Dataset excerpts:

────────────────────────────────────────

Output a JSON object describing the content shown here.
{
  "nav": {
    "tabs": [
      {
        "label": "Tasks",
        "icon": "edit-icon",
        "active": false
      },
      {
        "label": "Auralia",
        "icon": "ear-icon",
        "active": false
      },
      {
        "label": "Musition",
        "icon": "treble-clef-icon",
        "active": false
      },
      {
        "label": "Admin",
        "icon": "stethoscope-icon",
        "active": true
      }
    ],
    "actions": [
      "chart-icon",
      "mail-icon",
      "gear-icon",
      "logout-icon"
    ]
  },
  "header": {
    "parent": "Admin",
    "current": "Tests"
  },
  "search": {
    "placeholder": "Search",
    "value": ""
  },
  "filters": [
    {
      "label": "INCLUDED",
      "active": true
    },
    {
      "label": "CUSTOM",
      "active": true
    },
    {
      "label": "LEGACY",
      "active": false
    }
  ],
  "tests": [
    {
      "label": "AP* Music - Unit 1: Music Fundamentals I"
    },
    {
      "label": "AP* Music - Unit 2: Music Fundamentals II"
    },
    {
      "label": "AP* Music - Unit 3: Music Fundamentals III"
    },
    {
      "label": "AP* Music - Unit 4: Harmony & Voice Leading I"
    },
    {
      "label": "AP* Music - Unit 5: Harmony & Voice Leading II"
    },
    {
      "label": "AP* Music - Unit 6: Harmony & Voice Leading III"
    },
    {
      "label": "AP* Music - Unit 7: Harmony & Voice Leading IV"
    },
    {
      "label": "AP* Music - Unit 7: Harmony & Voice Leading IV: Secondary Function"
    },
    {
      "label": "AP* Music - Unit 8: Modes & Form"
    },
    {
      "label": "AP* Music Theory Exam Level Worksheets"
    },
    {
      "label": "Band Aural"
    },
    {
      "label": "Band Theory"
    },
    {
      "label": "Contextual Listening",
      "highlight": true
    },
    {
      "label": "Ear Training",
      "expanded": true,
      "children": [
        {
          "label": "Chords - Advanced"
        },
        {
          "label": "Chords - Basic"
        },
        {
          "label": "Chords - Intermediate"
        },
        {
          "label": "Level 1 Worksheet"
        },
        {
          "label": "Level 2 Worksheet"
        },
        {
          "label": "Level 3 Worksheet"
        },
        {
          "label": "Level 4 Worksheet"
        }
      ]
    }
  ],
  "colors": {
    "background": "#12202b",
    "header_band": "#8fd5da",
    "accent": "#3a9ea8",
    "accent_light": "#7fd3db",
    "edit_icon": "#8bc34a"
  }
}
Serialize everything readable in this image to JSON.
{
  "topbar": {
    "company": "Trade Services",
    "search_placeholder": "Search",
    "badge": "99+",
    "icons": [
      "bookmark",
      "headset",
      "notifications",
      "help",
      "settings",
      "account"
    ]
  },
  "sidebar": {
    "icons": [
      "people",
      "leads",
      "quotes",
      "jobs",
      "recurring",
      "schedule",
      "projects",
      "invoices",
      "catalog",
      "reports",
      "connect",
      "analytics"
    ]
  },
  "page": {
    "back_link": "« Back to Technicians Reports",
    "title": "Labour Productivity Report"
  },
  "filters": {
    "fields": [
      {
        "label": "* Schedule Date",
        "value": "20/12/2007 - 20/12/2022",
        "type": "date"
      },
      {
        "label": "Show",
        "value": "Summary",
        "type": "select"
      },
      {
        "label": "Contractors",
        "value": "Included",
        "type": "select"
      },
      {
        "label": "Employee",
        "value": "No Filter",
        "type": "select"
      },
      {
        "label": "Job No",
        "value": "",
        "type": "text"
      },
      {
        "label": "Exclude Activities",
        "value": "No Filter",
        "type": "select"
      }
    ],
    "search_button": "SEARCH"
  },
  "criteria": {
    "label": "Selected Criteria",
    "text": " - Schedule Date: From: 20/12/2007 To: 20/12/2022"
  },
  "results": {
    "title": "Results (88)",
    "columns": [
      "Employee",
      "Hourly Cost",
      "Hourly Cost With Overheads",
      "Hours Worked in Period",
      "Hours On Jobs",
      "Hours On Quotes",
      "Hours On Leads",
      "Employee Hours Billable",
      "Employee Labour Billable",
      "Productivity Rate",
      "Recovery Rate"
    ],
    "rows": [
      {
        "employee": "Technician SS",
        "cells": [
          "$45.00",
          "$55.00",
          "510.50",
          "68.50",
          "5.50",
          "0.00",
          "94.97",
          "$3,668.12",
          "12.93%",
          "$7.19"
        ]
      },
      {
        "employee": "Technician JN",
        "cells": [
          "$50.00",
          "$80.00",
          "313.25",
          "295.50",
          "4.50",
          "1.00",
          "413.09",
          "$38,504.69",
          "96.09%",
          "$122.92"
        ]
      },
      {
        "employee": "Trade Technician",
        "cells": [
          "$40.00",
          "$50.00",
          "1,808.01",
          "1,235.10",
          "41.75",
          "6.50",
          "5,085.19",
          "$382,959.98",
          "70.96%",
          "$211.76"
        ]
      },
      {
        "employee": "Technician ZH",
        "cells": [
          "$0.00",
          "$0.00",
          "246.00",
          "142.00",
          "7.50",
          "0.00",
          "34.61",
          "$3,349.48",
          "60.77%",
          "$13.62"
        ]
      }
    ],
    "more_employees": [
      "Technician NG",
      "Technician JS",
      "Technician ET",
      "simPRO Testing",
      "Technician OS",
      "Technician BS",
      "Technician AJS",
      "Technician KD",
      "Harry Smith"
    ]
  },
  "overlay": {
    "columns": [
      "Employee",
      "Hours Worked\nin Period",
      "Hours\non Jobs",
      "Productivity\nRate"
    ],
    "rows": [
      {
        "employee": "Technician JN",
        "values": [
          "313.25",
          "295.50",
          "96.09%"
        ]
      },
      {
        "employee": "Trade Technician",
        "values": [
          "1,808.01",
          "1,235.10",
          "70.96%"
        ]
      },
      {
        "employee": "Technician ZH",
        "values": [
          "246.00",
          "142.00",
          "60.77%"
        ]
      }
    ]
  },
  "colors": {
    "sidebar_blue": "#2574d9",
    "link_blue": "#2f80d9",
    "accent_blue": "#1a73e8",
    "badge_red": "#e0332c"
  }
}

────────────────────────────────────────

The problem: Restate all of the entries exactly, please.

Exercise result:
Output a JSON object describing the content shown here.
{
  "nav": {
    "tabs": [
      {
        "label": "Tasks",
        "icon": "edit-icon",
        "active": false
      },
      {
        "label": "Auralia",
        "icon": "ear-icon",
        "active": false
      },
      {
        "label": "Musition",
        "icon": "treble-clef-icon",
        "active": false
      },
      {
        "label": "Admin",
        "icon": "stethoscope-icon",
        "active": true
      }
    ],
    "actions": [
      "chart-icon",
      "mail-icon",
      "gear-icon",
      "logout-icon"
    ]
  },
  "header": {
    "parent": "Admin",
    "current": "Tests"
  },
  "search": {
    "placeholder": "Search",
    "value": ""
  },
  "filters": [
    {
      "label": "INCLUDED",
      "active": true
    },
    {
      "label": "CUSTOM",
      "active": true
    },
    {
      "label": "LEGACY",
      "active": false
    }
  ],
  "tests": [
    {
      "label": "AP* Music - Unit 1: Music Fundamentals I"
    },
    {
      "label": "AP* Music - Unit 2: Music Fundamentals II"
    },
    {
      "label": "AP* Music - Unit 3: Music Fundamentals III"
    },
    {
      "label": "AP* Music - Unit 4: Harmony & Voice Leading I"
    },
    {
      "label": "AP* Music - Unit 5: Harmony & Voice Leading II"
    },
    {
      "label": "AP* Music - Unit 6: Harmony & Voice Leading III"
    },
    {
      "label": "AP* Music - Unit 7: Harmony & Voice Leading IV"
    },
    {
      "label": "AP* Music - Unit 7: Harmony & Voice Leading IV: Secondary Function"
    },
    {
      "label": "AP* Music - Unit 8: Modes & Form"
    },
    {
      "label": "AP* Music Theory Exam Level Worksheets"
    },
    {
      "label": "Band Aural"
    },
    {
      "label": "Band Theory"
    },
    {
      "label": "Contextual Listening",
      "highlight": true
    },
    {
      "label": "Ear Training",
      "expanded": true,
      "children": [
        {
          "label": "Chords - Advanced"
        },
        {
          "label": "Chords - Basic"
        },
        {
          "label": "Chords - Intermediate"
        },
        {
          "label": "Level 1 Worksheet"
        },
        {
          "label": "Level 2 Worksheet"
        },
        {
          "label": "Level 3 Worksheet"
        },
        {
          "label": "Level 4 Worksheet"
        }
      ]
    }
  ],
  "colors": {
    "background": "#12202b",
    "header_band": "#8fd5da",
    "accent": "#3a9ea8",
    "accent_light": "#7fd3db",
    "edit_icon": "#8bc34a"
  }
}
Serialize everything readable in this image to JSON.
{
  "topbar": {
    "company": "Trade Services",
    "search_placeholder": "Search",
    "badge": "99+",
    "icons": [
      "bookmark",
      "headset",
      "notifications",
      "help",
      "settings",
      "account"
    ]
  },
  "sidebar": {
    "icons": [
      "people",
      "leads",
      "quotes",
      "jobs",
      "recurring",
      "schedule",
      "projects",
      "invoices",
      "catalog",
      "reports",
      "connect",
      "analytics"
    ]
  },
  "page": {
    "back_link": "« Back to Technicians Reports",
    "title": "Labour Productivity Report"
  },
  "filters": {
    "fields": [
      {
        "label": "* Schedule Date",
        "value": "20/12/2007 - 20/12/2022",
        "type": "date"
      },
      {
        "label": "Show",
        "value": "Summary",
        "type": "select"
      },
      {
        "label": "Contractors",
        "value": "Included",
        "type": "select"
      },
      {
        "label": "Employee",
        "value": "No Filter",
        "type": "select"
      },
      {
        "label": "Job No",
        "value": "",
        "type": "text"
      },
      {
        "label": "Exclude Activities",
        "value": "No Filter",
        "type": "select"
      }
    ],
    "search_button": "SEARCH"
  },
  "criteria": {
    "label": "Selected Criteria",
    "text": " - Schedule Date: From: 20/12/2007 To: 20/12/2022"
  },
  "results": {
    "title": "Results (88)",
    "columns": [
      "Employee",
      "Hourly Cost",
      "Hourly Cost With Overheads",
      "Hours Worked in Period",
      "Hours On Jobs",
      "Hours On Quotes",
      "Hours On Leads",
      "Employee Hours Billable",
      "Employee Labour Billable",
      "Productivity Rate",
      "Recovery Rate"
    ],
    "rows": [
      {
        "employee": "Technician SS",
        "cells": [
          "$45.00",
          "$55.00",
          "510.50",
          "68.50",
          "5.50",
          "0.00",
          "94.97",
          "$3,668.12",
          "12.93%",
          "$7.19"
        ]
      },
      {
        "employee": "Technician JN",
        "cells": [
          "$50.00",
          "$80.00",
          "313.25",
          "295.50",
          "4.50",
          "1.00",
          "413.09",
          "$38,504.69",
          "96.09%",
          "$122.92"
        ]
      },
      {
        "employee": "Trade Technician",
        "cells": [
          "$40.00",
          "$50.00",
          "1,808.01",
          "1,235.10",
          "41.75",
          "6.50",
          "5,085.19",
          "$382,959.98",
          "70.96%",
          "$211.76"
        ]
      },
      {
        "employee": "Technician ZH",
        "cells": [
          "$0.00",
          "$0.00",
          "246.00",
          "142.00",
          "7.50",
          "0.00",
          "34.61",
          "$3,349.48",
          "60.77%",
          "$13.62"
        ]
      }
    ],
    "more_employees": [
      "Technician NG",
      "Technician JS",
      "Technician ET",
      "simPRO Testing",
      "Technician OS",
      "Technician BS",
      "Technician AJS",
      "Technician KD",
      "Harry Smith"
    ]
  },
  "overlay": {
    "columns": [
      "Employee",
      "Hours Worked\nin Period",
      "Hours\non Jobs",
      "Productivity\nRate"
    ],
    "rows": [
      {
        "employee": "Technician JN",
        "values": [
          "313.25",
          "295.50",
          "96.09%"
        ]
      },
      {
        "employee": "Trade Technician",
        "values": [
          "1,808.01",
          "1,235.10",
          "70.96%"
        ]
      },
      {
        "employee": "Technician ZH",
        "values": [
          "246.00",
          "142.00",
          "60.77%"
        ]
      }
    ]
  },
  "colors": {
    "sidebar_blue": "#2574d9",
    "link_blue": "#2f80d9",
    "accent_blue": "#1a73e8",
    "badge_red": "#e0332c"
  }
}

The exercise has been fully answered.